Groce-D; Bang-K; Doney-B; Young-R
American Industrial Hygiene Conference and Exposition, June 2-7, 2001, New Orleans, Louisiana. Fairfax, VA: American Industrial Hygiene Association, 2001 Jun; :70

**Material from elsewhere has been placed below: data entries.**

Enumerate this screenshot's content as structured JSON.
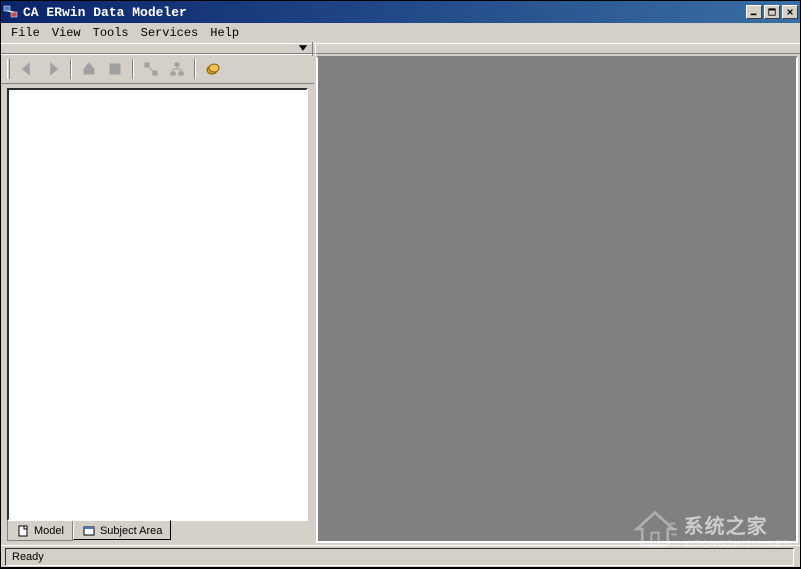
{
  "window": {
    "title": "CA ERwin Data Modeler"
  },
  "menu": {
    "file": "File",
    "view": "View",
    "tools": "Tools",
    "services": "Services",
    "help": "Help"
  },
  "toolbar_icons": {
    "nav_back": "nav-back",
    "nav_forward": "nav-forward",
    "go_up": "go-up",
    "entity": "entity",
    "relationship": "relationship",
    "subtype": "subtype",
    "bulk_editor": "bulk-editor"
  },
  "tabs": {
    "model": "Model",
    "subject_area": "Subject Area"
  },
  "status": {
    "ready": "Ready"
  },
  "watermark": {
    "cn": "系统之家",
    "en": "XITONGZHIJIA.NET"
  }
}
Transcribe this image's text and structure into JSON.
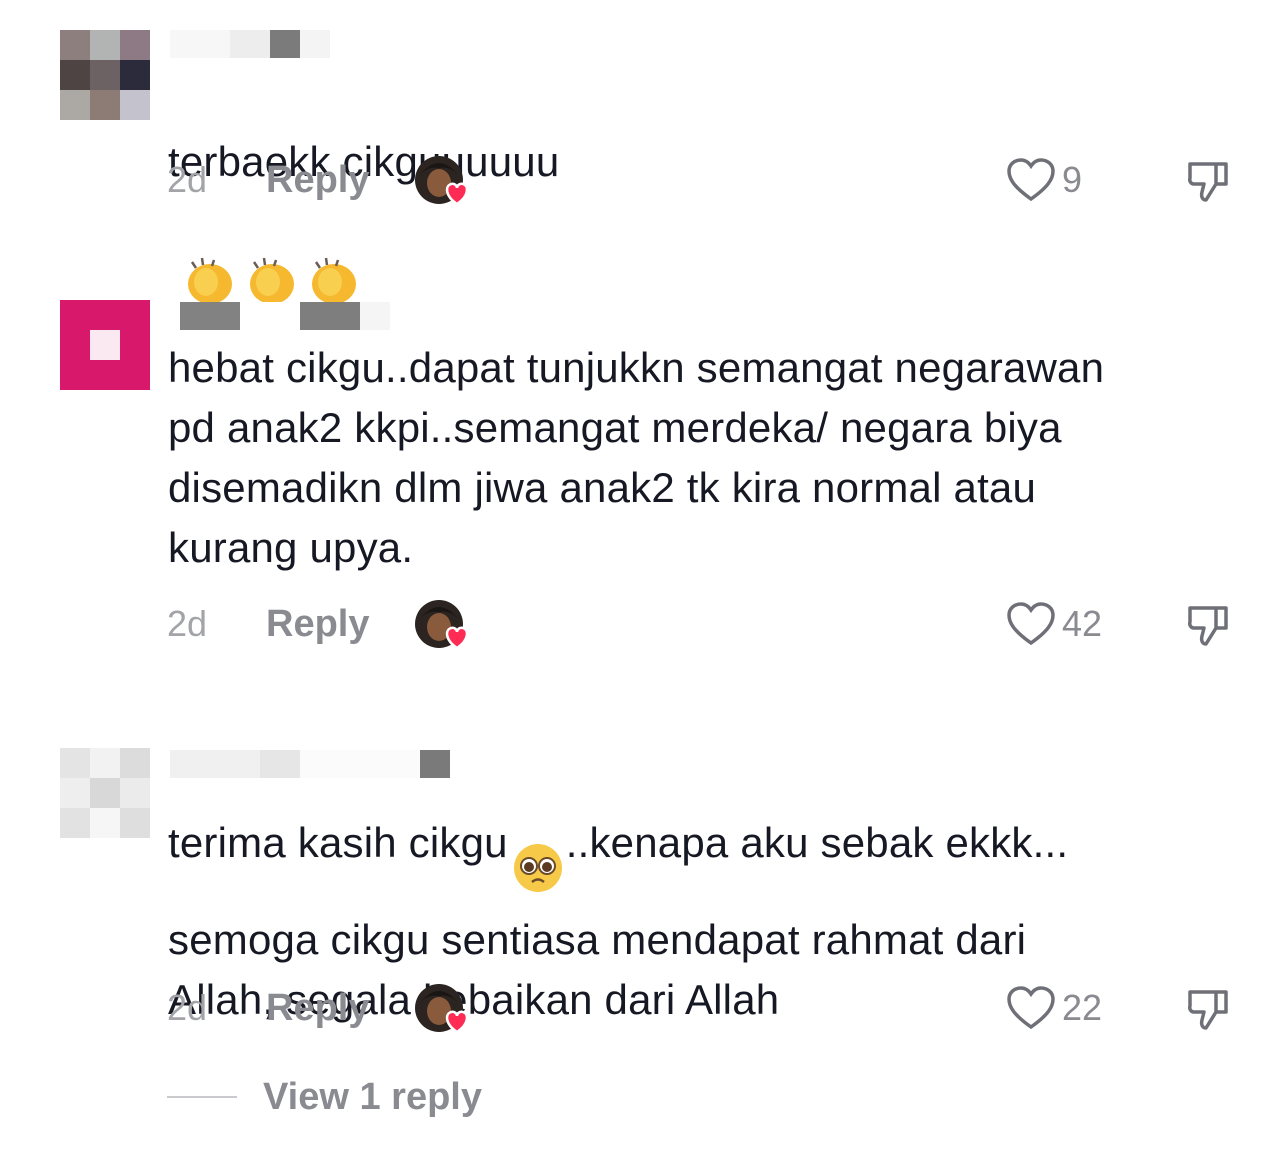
{
  "comments": [
    {
      "text": "terbaekk cikguuuuuu",
      "emoji_trailing": [
        "clapping-hands-emoji",
        "clapping-hands-emoji",
        "clapping-hands-emoji"
      ],
      "date": "2d",
      "reply_label": "Reply",
      "likes": "9",
      "creator_liked": true
    },
    {
      "text": "hebat cikgu..dapat tunjukkn semangat negarawan\npd anak2 kkpi..semangat merdeka/ negara biya\ndisemadikn dlm jiwa anak2 tk kira normal atau\nkurang upya.",
      "date": "2d",
      "reply_label": "Reply",
      "likes": "42",
      "creator_liked": true
    },
    {
      "text_before_emoji": "terima kasih cikgu",
      "inline_emoji": "pleading-face-emoji",
      "text_after_emoji": "..kenapa aku sebak ekkk...\nsemoga cikgu sentiasa mendapat rahmat dari\nAllah, segala kebaikan dari Allah",
      "date": "2d",
      "reply_label": "Reply",
      "likes": "22",
      "creator_liked": true
    }
  ],
  "view_replies_label": "View 1 reply",
  "colors": {
    "text": "#161823",
    "muted": "#8a8b91",
    "date": "#a3a4a8",
    "heart_badge": "#fe2c55",
    "avatar_pink": "#d8196b"
  }
}
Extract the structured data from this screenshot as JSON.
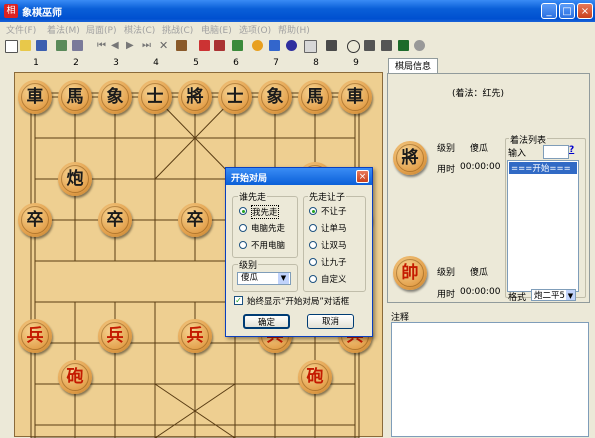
{
  "window": {
    "title": "象棋巫师",
    "app_icon_glyph": "相"
  },
  "menu": [
    "文件(F)",
    "着法(M)",
    "局面(P)",
    "棋法(C)",
    "挑战(C)",
    "电脑(E)",
    "选项(O)",
    "帮助(H)"
  ],
  "board": {
    "column_numbers": [
      "1",
      "2",
      "3",
      "4",
      "5",
      "6",
      "7",
      "8",
      "9"
    ],
    "black_back_row": [
      "車",
      "馬",
      "象",
      "士",
      "將",
      "士",
      "象",
      "馬",
      "車"
    ],
    "black_cannon": "炮",
    "black_soldier": "卒",
    "red_soldier": "兵",
    "red_cannon": "砲"
  },
  "right_panel": {
    "tab_label": "棋局信息",
    "moves_first": "(着法：红先)",
    "top_player": {
      "piece": "將",
      "level_label": "级别",
      "level_value": "傻瓜",
      "time_label": "用时",
      "time_value": "00:00:00"
    },
    "bottom_player": {
      "piece": "帥",
      "level_label": "级别",
      "level_value": "傻瓜",
      "time_label": "用时",
      "time_value": "00:00:00"
    },
    "moves_list_label": "着法列表",
    "input_label": "输入",
    "help_link": "?",
    "moves_list_items": [
      "===开始==="
    ],
    "format_label": "格式",
    "format_value": "炮二平5",
    "notes_label": "注释"
  },
  "dialog": {
    "title": "开始对局",
    "who_first_label": "谁先走",
    "who_first_options": [
      "我先走",
      "电脑先走",
      "不用电脑"
    ],
    "who_first_selected": 0,
    "handicap_label": "先走让子",
    "handicap_options": [
      "不让子",
      "让单马",
      "让双马",
      "让九子",
      "自定义"
    ],
    "handicap_selected": 0,
    "level_label": "级别",
    "level_value": "傻瓜",
    "always_show_label": "始终显示“开始对局”对话框",
    "ok_label": "确定",
    "cancel_label": "取消"
  }
}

This report compares the findings of several nationwide surveys of respirator use, and explores the possible reasons for differences in the findings of those surveys. The comparison was carried out in preparation for a new nationwide survey of respirator use. The primary types of survey data sought for comparison were those relating to the percentage of workers using respirators and industries where respirators are used. Four surveys of respirator use were identified for comparison. In selecting the four surveys' it was necessary to eliminate some reports and surveys due to limited scope of coverage - e.g., one industry, one state. The four surveys selected were: National Health and Nutrition Examination Survey (NHANES) III; National Occupational Exposure Survey (NOES); the Occupational Safety and Health Administration's (OSHA's) "PPE Survey" and "PPE Cost Survey." NHANES III estimated that 20.7% of all workers use respirators. The comparable estimates from the other surveys were: NOES, 2.9%; OSHA's PPE Survey, 5.1 %; OSHA's PPE Cost Survey, 5.9%. Wider differences are evident when one compares the different survey data within specific industries. For example, NHANES III estimated that 40.4% of all construction workers use respirators. The comparable estimates from the other surveys were: NOES, 3.8%; OSHA's PPE Survey, 17.6%; OSHA's PPE Cost Survey, 20.2%. The differences can be attributed to a combination of the following factors: differences in date of survey; differences in strategy for respondent selection; differences in method of collecting data; differences in wording of questions. This finding is a reminder that public health investigators must be cognizant of the nature of data sources and their inherent biases and weaknesses, as well as the strengths of the data sources.
Respirators; Workers; Work-environment; Work-areas; Statistical-analysis; Construction; Construction-workers; Questionnaires; Information-systems; Information-retrieval-systems
American Industrial Hygiene Conference and Exposition, June 2-7, 2001, New Orleans, Louisiana
Page last reviewed: April 12, 2019
Content source: National Institute for Occupational Safety and Health Education and Information Division